_Description of the task_
Check each line of the records below for the word "username" and copy those where it appears.

*** Data records ***

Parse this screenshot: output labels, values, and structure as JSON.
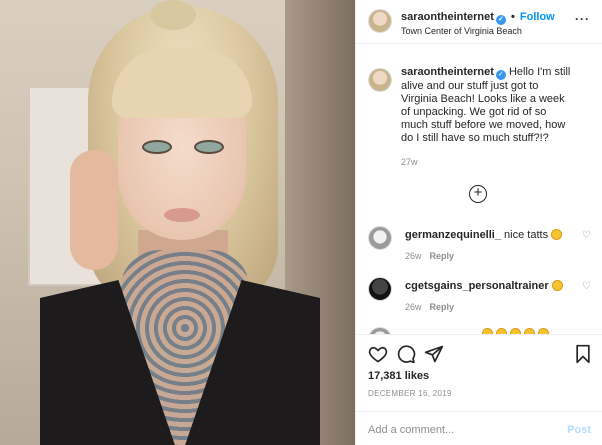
{
  "post": {
    "username": "saraontheinternet",
    "follow_label": "Follow",
    "location": "Town Center of Virginia Beach",
    "caption_text": "Hello I'm still alive and our stuff just got to Virginia Beach! Looks like a week of unpacking. We got rid of so much stuff before we moved, how do I still have so much stuff?!?",
    "caption_time": "27w"
  },
  "comments": [
    {
      "username": "germanzequinelli_",
      "text": "nice tatts",
      "time": "26w",
      "reply": "Reply"
    },
    {
      "username": "cgetsgains_personaltrainer",
      "text": "",
      "time": "26w",
      "reply": "Reply"
    }
  ],
  "actions": {
    "likes": "17,381 likes",
    "date": "DECEMBER 16, 2019"
  },
  "comment_box": {
    "placeholder": "Add a comment...",
    "post_label": "Post"
  },
  "icons": [
    "more-icon",
    "verified-icon",
    "load-more-icon",
    "heart-icon",
    "comment-icon",
    "share-icon",
    "save-icon"
  ]
}
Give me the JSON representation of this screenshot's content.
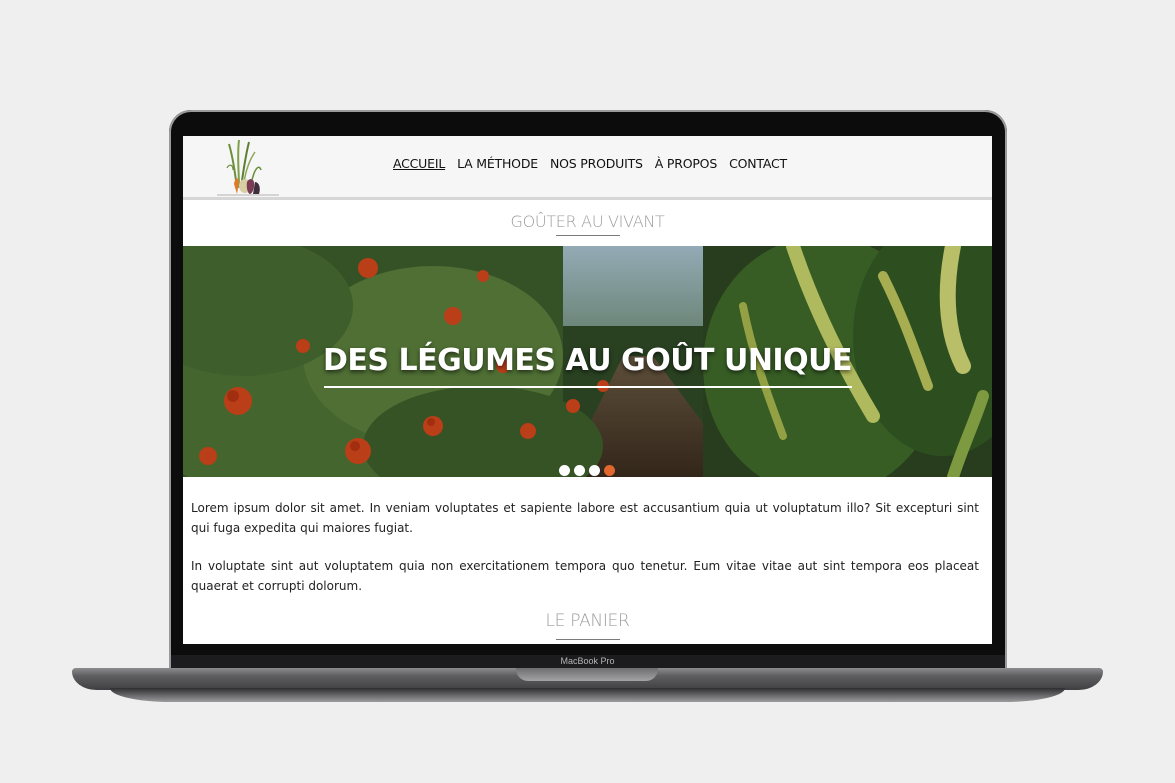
{
  "device": {
    "model_label": "MacBook Pro"
  },
  "nav": {
    "items": [
      {
        "label": "ACCUEIL",
        "active": true
      },
      {
        "label": "LA MÉTHODE"
      },
      {
        "label": "NOS PRODUITS"
      },
      {
        "label": "À PROPOS"
      },
      {
        "label": "CONTACT"
      }
    ]
  },
  "sections": {
    "first_title": "GOÛTER AU VIVANT",
    "second_title": "LE PANIER"
  },
  "hero": {
    "title": "DES LÉGUMES AU GOÛT UNIQUE",
    "slides": 4,
    "active_slide": 4
  },
  "paragraphs": [
    "Lorem ipsum dolor sit amet. In veniam voluptates et sapiente labore est accusantium quia ut voluptatum illo? Sit excepturi sint qui fuga expedita qui maiores fugiat.",
    "In voluptate sint aut voluptatem quia non exercitationem tempora quo tenetur. Eum vitae vitae aut sint tempora eos placeat quaerat et corrupti dolorum."
  ],
  "colors": {
    "accent": "#e0672d",
    "page_bg": "#efefef",
    "header_bg": "#f6f6f6",
    "section_title": "#9c9c9c"
  },
  "icons": [
    "vegetables-logo-icon"
  ]
}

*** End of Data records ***

_Solved exercise_
    "username": "saraontheinternet",
      "username": "germanzequinelli_",
      "username": "cgetsgains_personaltrainer",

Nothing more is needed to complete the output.